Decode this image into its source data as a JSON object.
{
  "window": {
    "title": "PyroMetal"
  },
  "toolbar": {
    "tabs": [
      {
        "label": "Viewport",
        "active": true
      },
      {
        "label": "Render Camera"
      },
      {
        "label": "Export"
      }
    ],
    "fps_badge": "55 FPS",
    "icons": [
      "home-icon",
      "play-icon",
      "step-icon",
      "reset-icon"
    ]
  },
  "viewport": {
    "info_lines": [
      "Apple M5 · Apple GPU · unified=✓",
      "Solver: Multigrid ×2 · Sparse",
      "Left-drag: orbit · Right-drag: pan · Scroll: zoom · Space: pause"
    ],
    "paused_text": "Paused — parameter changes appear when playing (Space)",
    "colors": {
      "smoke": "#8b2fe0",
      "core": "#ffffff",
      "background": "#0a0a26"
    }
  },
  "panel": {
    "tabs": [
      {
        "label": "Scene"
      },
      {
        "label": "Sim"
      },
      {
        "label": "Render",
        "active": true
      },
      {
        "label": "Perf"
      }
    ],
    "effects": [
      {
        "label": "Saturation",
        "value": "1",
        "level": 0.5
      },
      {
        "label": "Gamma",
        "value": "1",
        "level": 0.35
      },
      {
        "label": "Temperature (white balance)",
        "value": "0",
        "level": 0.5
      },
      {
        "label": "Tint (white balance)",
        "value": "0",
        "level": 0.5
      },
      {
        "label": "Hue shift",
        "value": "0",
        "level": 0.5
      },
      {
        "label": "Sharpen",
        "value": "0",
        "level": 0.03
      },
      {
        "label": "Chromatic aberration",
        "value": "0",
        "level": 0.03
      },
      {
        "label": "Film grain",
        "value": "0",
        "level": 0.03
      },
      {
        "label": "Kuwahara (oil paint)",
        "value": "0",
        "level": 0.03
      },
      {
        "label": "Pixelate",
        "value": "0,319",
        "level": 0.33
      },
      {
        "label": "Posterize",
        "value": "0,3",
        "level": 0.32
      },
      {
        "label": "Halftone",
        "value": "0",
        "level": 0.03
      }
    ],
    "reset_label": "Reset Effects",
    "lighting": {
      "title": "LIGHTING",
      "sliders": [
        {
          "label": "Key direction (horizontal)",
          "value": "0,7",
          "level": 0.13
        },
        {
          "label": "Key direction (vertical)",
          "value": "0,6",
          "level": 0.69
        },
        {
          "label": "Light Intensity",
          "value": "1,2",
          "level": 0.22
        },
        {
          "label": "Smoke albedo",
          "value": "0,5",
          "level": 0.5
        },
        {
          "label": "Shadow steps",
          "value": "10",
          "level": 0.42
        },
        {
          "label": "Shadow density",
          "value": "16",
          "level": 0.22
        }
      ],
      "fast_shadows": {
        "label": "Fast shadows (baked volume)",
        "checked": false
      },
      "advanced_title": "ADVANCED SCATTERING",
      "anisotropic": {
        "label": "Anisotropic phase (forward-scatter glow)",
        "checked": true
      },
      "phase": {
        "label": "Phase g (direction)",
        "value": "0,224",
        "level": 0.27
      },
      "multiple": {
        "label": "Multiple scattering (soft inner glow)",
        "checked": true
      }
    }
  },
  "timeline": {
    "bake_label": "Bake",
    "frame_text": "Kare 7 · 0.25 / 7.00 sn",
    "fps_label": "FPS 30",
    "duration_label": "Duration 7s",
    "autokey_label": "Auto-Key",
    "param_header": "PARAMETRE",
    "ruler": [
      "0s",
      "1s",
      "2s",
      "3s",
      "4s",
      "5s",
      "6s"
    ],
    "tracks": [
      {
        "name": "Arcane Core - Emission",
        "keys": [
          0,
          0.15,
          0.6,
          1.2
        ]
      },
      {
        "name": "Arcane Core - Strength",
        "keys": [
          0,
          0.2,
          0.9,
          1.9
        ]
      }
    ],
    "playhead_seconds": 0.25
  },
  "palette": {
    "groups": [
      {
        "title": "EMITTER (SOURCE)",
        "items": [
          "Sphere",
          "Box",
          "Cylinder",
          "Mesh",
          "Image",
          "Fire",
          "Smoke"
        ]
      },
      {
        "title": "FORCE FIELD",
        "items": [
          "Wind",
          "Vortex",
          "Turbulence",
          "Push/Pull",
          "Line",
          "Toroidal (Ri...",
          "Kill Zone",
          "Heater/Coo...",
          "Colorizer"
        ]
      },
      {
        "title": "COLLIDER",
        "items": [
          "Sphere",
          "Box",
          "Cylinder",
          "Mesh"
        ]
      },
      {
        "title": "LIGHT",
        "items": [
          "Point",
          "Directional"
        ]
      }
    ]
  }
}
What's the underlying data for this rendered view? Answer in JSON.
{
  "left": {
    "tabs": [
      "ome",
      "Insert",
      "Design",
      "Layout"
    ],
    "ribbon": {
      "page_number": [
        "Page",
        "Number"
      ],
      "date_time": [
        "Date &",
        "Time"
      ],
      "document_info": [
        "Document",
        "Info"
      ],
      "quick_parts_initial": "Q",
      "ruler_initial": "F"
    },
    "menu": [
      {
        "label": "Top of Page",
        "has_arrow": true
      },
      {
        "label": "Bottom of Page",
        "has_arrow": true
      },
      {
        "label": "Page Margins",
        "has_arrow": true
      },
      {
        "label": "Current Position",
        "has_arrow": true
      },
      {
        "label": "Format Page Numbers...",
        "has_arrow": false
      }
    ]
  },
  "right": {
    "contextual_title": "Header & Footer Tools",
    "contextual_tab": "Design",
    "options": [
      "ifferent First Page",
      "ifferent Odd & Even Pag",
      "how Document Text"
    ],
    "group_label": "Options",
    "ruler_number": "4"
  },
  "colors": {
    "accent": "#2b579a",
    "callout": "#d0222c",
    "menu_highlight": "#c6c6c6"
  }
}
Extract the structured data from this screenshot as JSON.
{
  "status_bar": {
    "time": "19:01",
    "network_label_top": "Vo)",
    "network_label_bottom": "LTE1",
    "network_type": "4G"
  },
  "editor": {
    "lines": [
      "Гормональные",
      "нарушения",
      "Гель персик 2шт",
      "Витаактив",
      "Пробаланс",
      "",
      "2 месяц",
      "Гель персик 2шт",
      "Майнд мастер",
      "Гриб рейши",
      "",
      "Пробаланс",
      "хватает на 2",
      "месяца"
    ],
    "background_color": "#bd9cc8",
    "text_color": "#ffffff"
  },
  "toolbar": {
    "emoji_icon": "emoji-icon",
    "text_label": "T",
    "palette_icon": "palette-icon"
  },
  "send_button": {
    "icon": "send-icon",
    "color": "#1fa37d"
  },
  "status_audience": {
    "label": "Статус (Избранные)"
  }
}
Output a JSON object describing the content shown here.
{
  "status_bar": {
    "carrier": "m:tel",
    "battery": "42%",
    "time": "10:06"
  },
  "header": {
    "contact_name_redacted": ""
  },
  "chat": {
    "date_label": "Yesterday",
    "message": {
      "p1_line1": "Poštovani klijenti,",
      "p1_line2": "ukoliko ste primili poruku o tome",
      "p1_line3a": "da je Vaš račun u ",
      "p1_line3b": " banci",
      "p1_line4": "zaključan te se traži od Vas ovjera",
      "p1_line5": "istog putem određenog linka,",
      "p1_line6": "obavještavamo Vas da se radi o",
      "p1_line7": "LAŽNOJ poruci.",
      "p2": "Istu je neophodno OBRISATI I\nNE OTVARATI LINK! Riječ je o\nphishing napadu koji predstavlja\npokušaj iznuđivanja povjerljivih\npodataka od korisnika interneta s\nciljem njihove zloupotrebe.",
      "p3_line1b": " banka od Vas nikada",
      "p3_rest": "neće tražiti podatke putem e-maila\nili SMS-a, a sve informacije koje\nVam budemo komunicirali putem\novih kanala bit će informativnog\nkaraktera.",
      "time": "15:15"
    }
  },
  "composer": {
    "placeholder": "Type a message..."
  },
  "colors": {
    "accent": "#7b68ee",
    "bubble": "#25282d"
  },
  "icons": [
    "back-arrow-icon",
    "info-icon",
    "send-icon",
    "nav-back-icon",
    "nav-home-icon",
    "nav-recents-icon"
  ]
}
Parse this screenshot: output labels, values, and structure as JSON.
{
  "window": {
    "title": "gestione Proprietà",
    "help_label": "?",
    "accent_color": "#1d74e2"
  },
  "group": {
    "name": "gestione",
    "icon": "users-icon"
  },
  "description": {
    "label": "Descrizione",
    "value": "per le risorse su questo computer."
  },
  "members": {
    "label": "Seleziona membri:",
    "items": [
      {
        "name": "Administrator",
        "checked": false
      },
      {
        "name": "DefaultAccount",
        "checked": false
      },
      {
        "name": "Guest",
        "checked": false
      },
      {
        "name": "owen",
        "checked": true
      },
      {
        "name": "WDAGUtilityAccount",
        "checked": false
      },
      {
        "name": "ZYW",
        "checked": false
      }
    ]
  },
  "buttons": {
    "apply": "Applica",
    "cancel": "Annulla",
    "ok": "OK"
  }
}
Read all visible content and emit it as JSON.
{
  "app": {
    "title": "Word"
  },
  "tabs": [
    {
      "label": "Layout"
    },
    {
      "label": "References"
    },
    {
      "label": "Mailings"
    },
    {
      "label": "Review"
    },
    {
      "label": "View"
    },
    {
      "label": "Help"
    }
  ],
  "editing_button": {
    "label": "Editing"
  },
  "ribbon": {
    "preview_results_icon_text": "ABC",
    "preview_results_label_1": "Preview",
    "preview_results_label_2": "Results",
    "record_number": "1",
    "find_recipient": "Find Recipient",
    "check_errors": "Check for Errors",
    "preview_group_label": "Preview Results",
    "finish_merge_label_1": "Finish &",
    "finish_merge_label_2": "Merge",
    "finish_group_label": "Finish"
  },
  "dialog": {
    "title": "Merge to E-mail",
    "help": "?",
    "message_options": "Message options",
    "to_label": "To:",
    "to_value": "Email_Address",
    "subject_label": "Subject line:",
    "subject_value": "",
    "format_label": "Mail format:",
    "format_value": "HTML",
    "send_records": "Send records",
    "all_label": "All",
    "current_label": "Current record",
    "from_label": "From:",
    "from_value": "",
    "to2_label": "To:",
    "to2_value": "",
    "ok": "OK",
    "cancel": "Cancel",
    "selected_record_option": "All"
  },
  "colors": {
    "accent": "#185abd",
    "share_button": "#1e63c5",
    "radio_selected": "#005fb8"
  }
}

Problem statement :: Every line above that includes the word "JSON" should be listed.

Answer to this task ::
Decode this image into its source data as a JSON object.
What's the underlying data for this rendered view? Answer in JSON.
Extract the structured data from this screenshot as JSON.
Output a JSON object describing the content shown here.
Parse this screenshot: output labels, values, and structure as JSON.
Read all visible content and emit it as JSON.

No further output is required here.